Dataset entries
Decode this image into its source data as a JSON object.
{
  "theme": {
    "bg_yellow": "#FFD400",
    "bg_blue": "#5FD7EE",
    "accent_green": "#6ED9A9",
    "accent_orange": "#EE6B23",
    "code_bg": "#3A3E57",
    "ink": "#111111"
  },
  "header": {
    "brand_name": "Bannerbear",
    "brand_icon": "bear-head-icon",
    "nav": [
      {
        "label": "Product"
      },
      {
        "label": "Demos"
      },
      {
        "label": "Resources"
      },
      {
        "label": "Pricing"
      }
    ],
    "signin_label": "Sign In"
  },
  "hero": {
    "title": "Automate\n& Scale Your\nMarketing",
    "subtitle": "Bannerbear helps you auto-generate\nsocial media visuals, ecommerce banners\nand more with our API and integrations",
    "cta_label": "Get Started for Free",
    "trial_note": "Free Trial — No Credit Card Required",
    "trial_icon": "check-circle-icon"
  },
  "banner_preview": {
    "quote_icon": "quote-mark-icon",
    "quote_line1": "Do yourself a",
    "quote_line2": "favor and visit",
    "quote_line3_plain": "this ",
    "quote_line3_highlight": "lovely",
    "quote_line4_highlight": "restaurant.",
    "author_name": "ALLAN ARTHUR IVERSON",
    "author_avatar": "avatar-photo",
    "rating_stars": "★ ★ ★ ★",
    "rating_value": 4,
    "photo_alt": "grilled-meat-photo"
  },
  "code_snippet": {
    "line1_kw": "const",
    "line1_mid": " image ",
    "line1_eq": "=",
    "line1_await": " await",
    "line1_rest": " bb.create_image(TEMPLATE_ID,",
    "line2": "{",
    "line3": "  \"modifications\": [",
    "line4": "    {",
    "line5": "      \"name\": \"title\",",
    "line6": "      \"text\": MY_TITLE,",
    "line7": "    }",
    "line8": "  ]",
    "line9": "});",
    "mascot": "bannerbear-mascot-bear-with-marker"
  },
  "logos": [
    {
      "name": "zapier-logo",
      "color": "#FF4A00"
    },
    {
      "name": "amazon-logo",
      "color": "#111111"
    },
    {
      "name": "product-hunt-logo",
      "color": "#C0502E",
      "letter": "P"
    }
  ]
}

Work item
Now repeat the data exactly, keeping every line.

Result for this exercise
Decode this image into its source data as a JSON object.
{
  "theme": {
    "bg_yellow": "#FFD400",
    "bg_blue": "#5FD7EE",
    "accent_green": "#6ED9A9",
    "accent_orange": "#EE6B23",
    "code_bg": "#3A3E57",
    "ink": "#111111"
  },
  "header": {
    "brand_name": "Bannerbear",
    "brand_icon": "bear-head-icon",
    "nav": [
      {
        "label": "Product"
      },
      {
        "label": "Demos"
      },
      {
        "label": "Resources"
      },
      {
        "label": "Pricing"
      }
    ],
    "signin_label": "Sign In"
  },
  "hero": {
    "title": "Automate\n& Scale Your\nMarketing",
    "subtitle": "Bannerbear helps you auto-generate\nsocial media visuals, ecommerce banners\nand more with our API and integrations",
    "cta_label": "Get Started for Free",
    "trial_note": "Free Trial — No Credit Card Required",
    "trial_icon": "check-circle-icon"
  },
  "banner_preview": {
    "quote_icon": "quote-mark-icon",
    "quote_line1": "Do yourself a",
    "quote_line2": "favor and visit",
    "quote_line3_plain": "this ",
    "quote_line3_highlight": "lovely",
    "quote_line4_highlight": "restaurant.",
    "author_name": "ALLAN ARTHUR IVERSON",
    "author_avatar": "avatar-photo",
    "rating_stars": "★ ★ ★ ★",
    "rating_value": 4,
    "photo_alt": "grilled-meat-photo"
  },
  "code_snippet": {
    "line1_kw": "const",
    "line1_mid": " image ",
    "line1_eq": "=",
    "line1_await": " await",
    "line1_rest": " bb.create_image(TEMPLATE_ID,",
    "line2": "{",
    "line3": "  \"modifications\": [",
    "line4": "    {",
    "line5": "      \"name\": \"title\",",
    "line6": "      \"text\": MY_TITLE,",
    "line7": "    }",
    "line8": "  ]",
    "line9": "});",
    "mascot": "bannerbear-mascot-bear-with-marker"
  },
  "logos": [
    {
      "name": "zapier-logo",
      "color": "#FF4A00"
    },
    {
      "name": "amazon-logo",
      "color": "#111111"
    },
    {
      "name": "product-hunt-logo",
      "color": "#C0502E",
      "letter": "P"
    }
  ]
}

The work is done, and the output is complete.